New therapies are under development that potently and specifically lower lipoprotein(a) levels. Lp(a)HORIZON (NCT04023552) is a large phase 3 cardiovascular outcome trial underway that is evaluatating whether lowering lipoprotein(a) with one of these newer agents will reduce the risk of major cardiovascular events. Increasing screening for elevated lipoprotein(a) to identify individuals who may benefit from these therapies will allow more rapid integration of these therapies into clinical practice in the future. Mendelian randomisation implies that lipoprotein(a) plays a causal role in both ASCVD and aortic stenosis. If so, lowering lipoprotein(a) may be favourable.34
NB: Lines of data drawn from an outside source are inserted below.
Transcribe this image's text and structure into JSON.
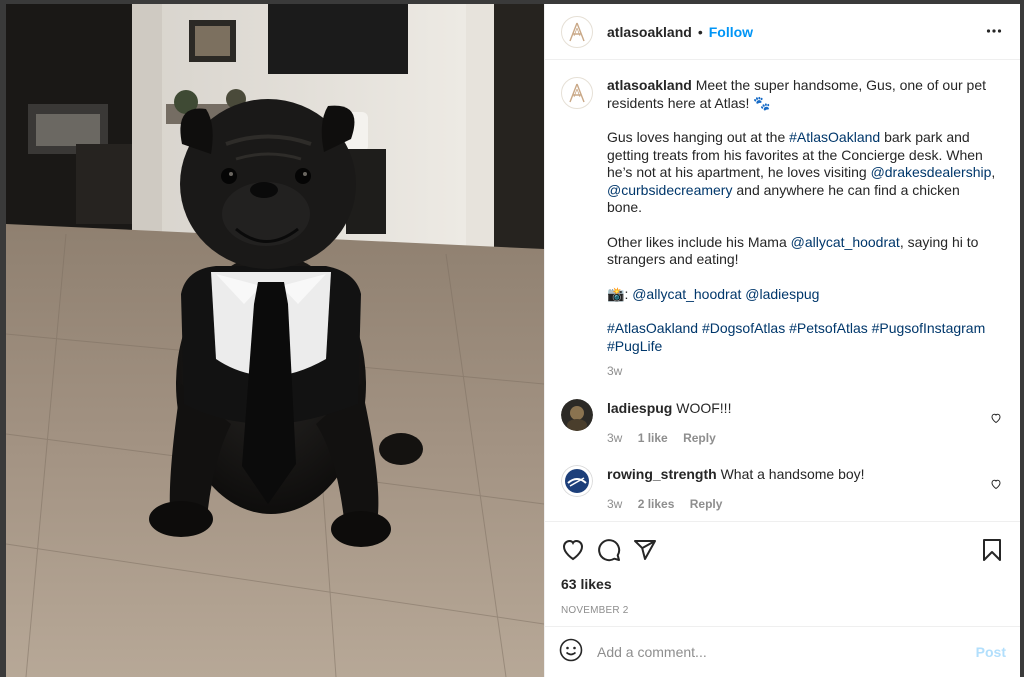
{
  "post": {
    "username": "atlasoakland",
    "follow_label": "Follow",
    "separator": "•",
    "caption": {
      "intro": "Meet the super handsome, Gus, one of our pet residents here at Atlas! 🐾",
      "p2_a": "Gus loves hanging out at the ",
      "p2_tag": "#AtlasOakland",
      "p2_b": " bark park and getting treats from his favorites at the Concierge desk. When he’s not at his apartment, he loves visiting ",
      "p2_m1": "@drakesdealership",
      "p2_c": ", ",
      "p2_m2": "@curbsidecreamery",
      "p2_d": " and anywhere he can find a chicken bone.",
      "p3_a": "Other likes include his Mama ",
      "p3_m": "@allycat_hoodrat",
      "p3_b": ", saying hi to strangers and eating!",
      "p4_emoji": "📸",
      "p4_colon": ": ",
      "p4_m1": "@allycat_hoodrat",
      "p4_m2": "@ladiespug",
      "hashtags": [
        "#AtlasOakland",
        "#DogsofAtlas",
        "#PetsofAtlas",
        "#PugsofInstagram",
        "#PugLife"
      ],
      "time": "3w"
    },
    "comments": [
      {
        "user": "ladiespug",
        "text": "WOOF!!!",
        "time": "3w",
        "likes": "1 like",
        "reply": "Reply"
      },
      {
        "user": "rowing_strength",
        "text": "What a handsome boy!",
        "time": "3w",
        "likes": "2 likes",
        "reply": "Reply"
      }
    ],
    "likes": "63 likes",
    "date": "NOVEMBER 2",
    "add_comment_placeholder": "Add a comment...",
    "post_label": "Post"
  },
  "icons": {
    "like": "heart-icon",
    "comment": "comment-icon",
    "share": "paper-plane-icon",
    "save": "bookmark-icon",
    "more": "more-horizontal-icon",
    "emoji": "smiley-icon"
  },
  "colors": {
    "link": "#00376b",
    "follow": "#0095f6",
    "muted": "#8e8e8e",
    "post_disabled": "#b2dffc"
  }
}
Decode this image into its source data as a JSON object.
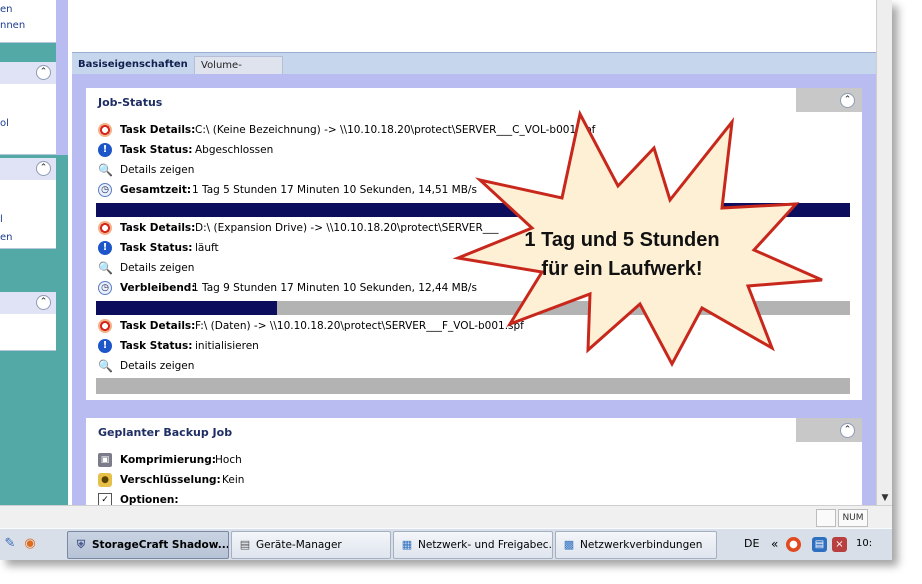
{
  "sidebar": {
    "panel1_lines": [
      "en",
      "nnen"
    ],
    "panel2_lines": [
      "ol"
    ],
    "panel3_lines": [
      "l",
      "en"
    ]
  },
  "tabs": {
    "active": "Basiseigenschaften",
    "inactive": "Volume-Backup - Abgeschlossen"
  },
  "job_status": {
    "title": "Job-Status",
    "tasks": [
      {
        "details_label": "Task Details:",
        "details_value": "C:\\ (Keine Bezeichnung) -> \\\\10.10.18.20\\protect\\SERVER___C_VOL-b001.spf",
        "status_label": "Task Status:",
        "status_value": "Abgeschlossen",
        "show_details": "Details zeigen",
        "time_label": "Gesamtzeit:",
        "time_value": "1 Tag 5 Stunden 17 Minuten 10 Sekunden, 14,51 MB/s",
        "progress": 1.0
      },
      {
        "details_label": "Task Details:",
        "details_value": "D:\\ (Expansion Drive) -> \\\\10.10.18.20\\protect\\SERVER___",
        "status_label": "Task Status:",
        "status_value": "läuft",
        "show_details": "Details zeigen",
        "time_label": "Verbleibend:",
        "time_value": "1 Tag 9 Stunden 17 Minuten 10 Sekunden, 12,44 MB/s",
        "progress": 0.24
      },
      {
        "details_label": "Task Details:",
        "details_value": "F:\\ (Daten) -> \\\\10.10.18.20\\protect\\SERVER___F_VOL-b001.spf",
        "status_label": "Task Status:",
        "status_value": "initialisieren",
        "show_details": "Details zeigen",
        "progress": 0.0
      }
    ]
  },
  "scheduled": {
    "title": "Geplanter Backup Job",
    "compression_label": "Komprimierung:",
    "compression_value": "Hoch",
    "encryption_label": "Verschlüsselung:",
    "encryption_value": "Kein",
    "options_label": "Optionen:"
  },
  "statusbar": {
    "num": "NUM"
  },
  "taskbar": {
    "buttons": [
      "StorageCraft Shadow...",
      "Geräte-Manager",
      "Netzwerk- und Freigabec...",
      "Netzwerkverbindungen"
    ],
    "language": "DE",
    "tray_arrow": "«",
    "clock": "10:"
  },
  "callout": {
    "line1": "1 Tag und 5 Stunden",
    "line2": "für ein Laufwerk!"
  },
  "colors": {
    "accent_band": "#b9bcf0",
    "progress_fill": "#0d0d5e",
    "sidebar_teal": "#53a9a6",
    "callout_fill": "#fdf0d5",
    "callout_stroke": "#c8281c"
  }
}
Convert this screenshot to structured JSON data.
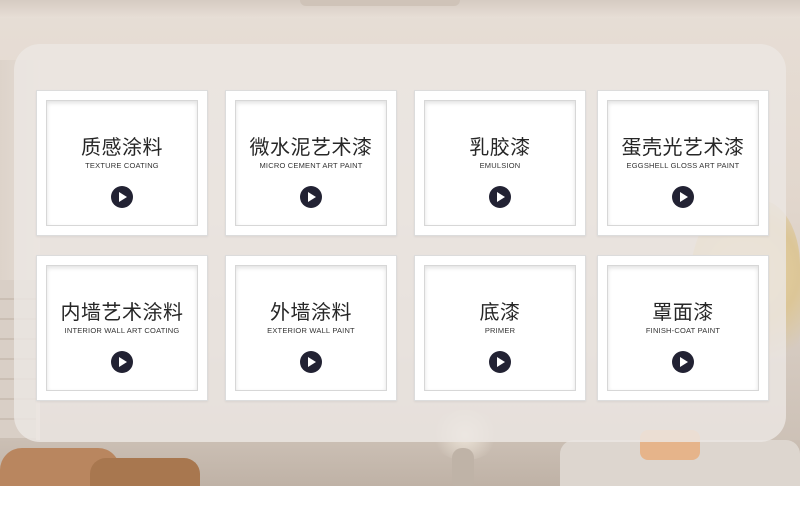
{
  "cards": [
    {
      "title": "质感涂料",
      "subtitle": "TEXTURE COATING",
      "icon": "play-icon"
    },
    {
      "title": "微水泥艺术漆",
      "subtitle": "MICRO CEMENT ART PAINT",
      "icon": "play-icon"
    },
    {
      "title": "乳胶漆",
      "subtitle": "EMULSION",
      "icon": "play-icon"
    },
    {
      "title": "蛋壳光艺术漆",
      "subtitle": "EGGSHELL GLOSS ART PAINT",
      "icon": "play-icon"
    },
    {
      "title": "内墙艺术涂料",
      "subtitle": "INTERIOR WALL ART COATING",
      "icon": "play-icon"
    },
    {
      "title": "外墙涂料",
      "subtitle": "EXTERIOR WALL PAINT",
      "icon": "play-icon"
    },
    {
      "title": "底漆",
      "subtitle": "PRIMER",
      "icon": "play-icon"
    },
    {
      "title": "罩面漆",
      "subtitle": "FINISH-COAT PAINT",
      "icon": "play-icon"
    }
  ],
  "colors": {
    "play_button": "#222233",
    "card_bg": "#ffffff",
    "panel_bg": "#ece7e3"
  }
}
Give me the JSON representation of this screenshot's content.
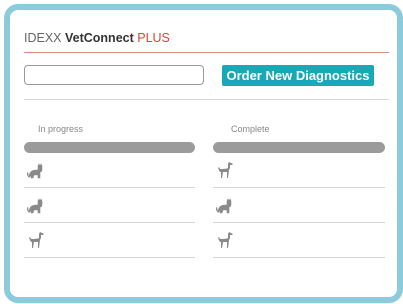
{
  "header": {
    "brand_idexx": "IDEXX ",
    "brand_vetconnect": "VetConnect",
    "brand_plus": " PLUS"
  },
  "search": {
    "value": "",
    "placeholder": ""
  },
  "actions": {
    "order_label": "Order New Diagnostics"
  },
  "columns": {
    "in_progress": {
      "title": "In progress",
      "rows": [
        {
          "icon": "cat-icon"
        },
        {
          "icon": "cat-icon"
        },
        {
          "icon": "dog-icon"
        }
      ]
    },
    "complete": {
      "title": "Complete",
      "rows": [
        {
          "icon": "dog-icon"
        },
        {
          "icon": "cat-icon"
        },
        {
          "icon": "dog-icon"
        }
      ]
    }
  },
  "colors": {
    "frame": "#8ccbdc",
    "accent": "#18a9b5",
    "brand_plus": "#d9453a",
    "placeholder_bar": "#9b9b9b",
    "icon": "#8a8a8a"
  }
}
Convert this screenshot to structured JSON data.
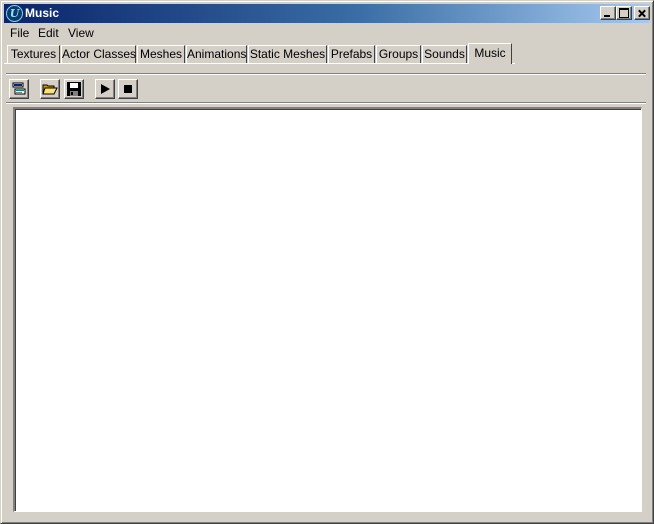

These consensus recommendations aim to provide a comprehensive guide on the management of dyslipidaemia, in patients in the Asia-Pacific region. The 14 recommendations presented in this paper aim to guide clinicians based on the most updated evidence. However, given the varied clinical situations and healthcare resources present in the region, these recommendations should not replace clinical judgement. The management of dyslipidaemia should be managed on an individual basis, accounting for an individual’s baseline risk, clinical characteristics and comorbidities, as well as patient concerns and preferences. Clinicians should also be aware of the challenges that may limit the applicability of these consensus recommendations, such as the availability and affordability of specific drugs, interventions and other technologies, differences in each country’s healthcare resources and currently accepted standards of care along with cultural factors.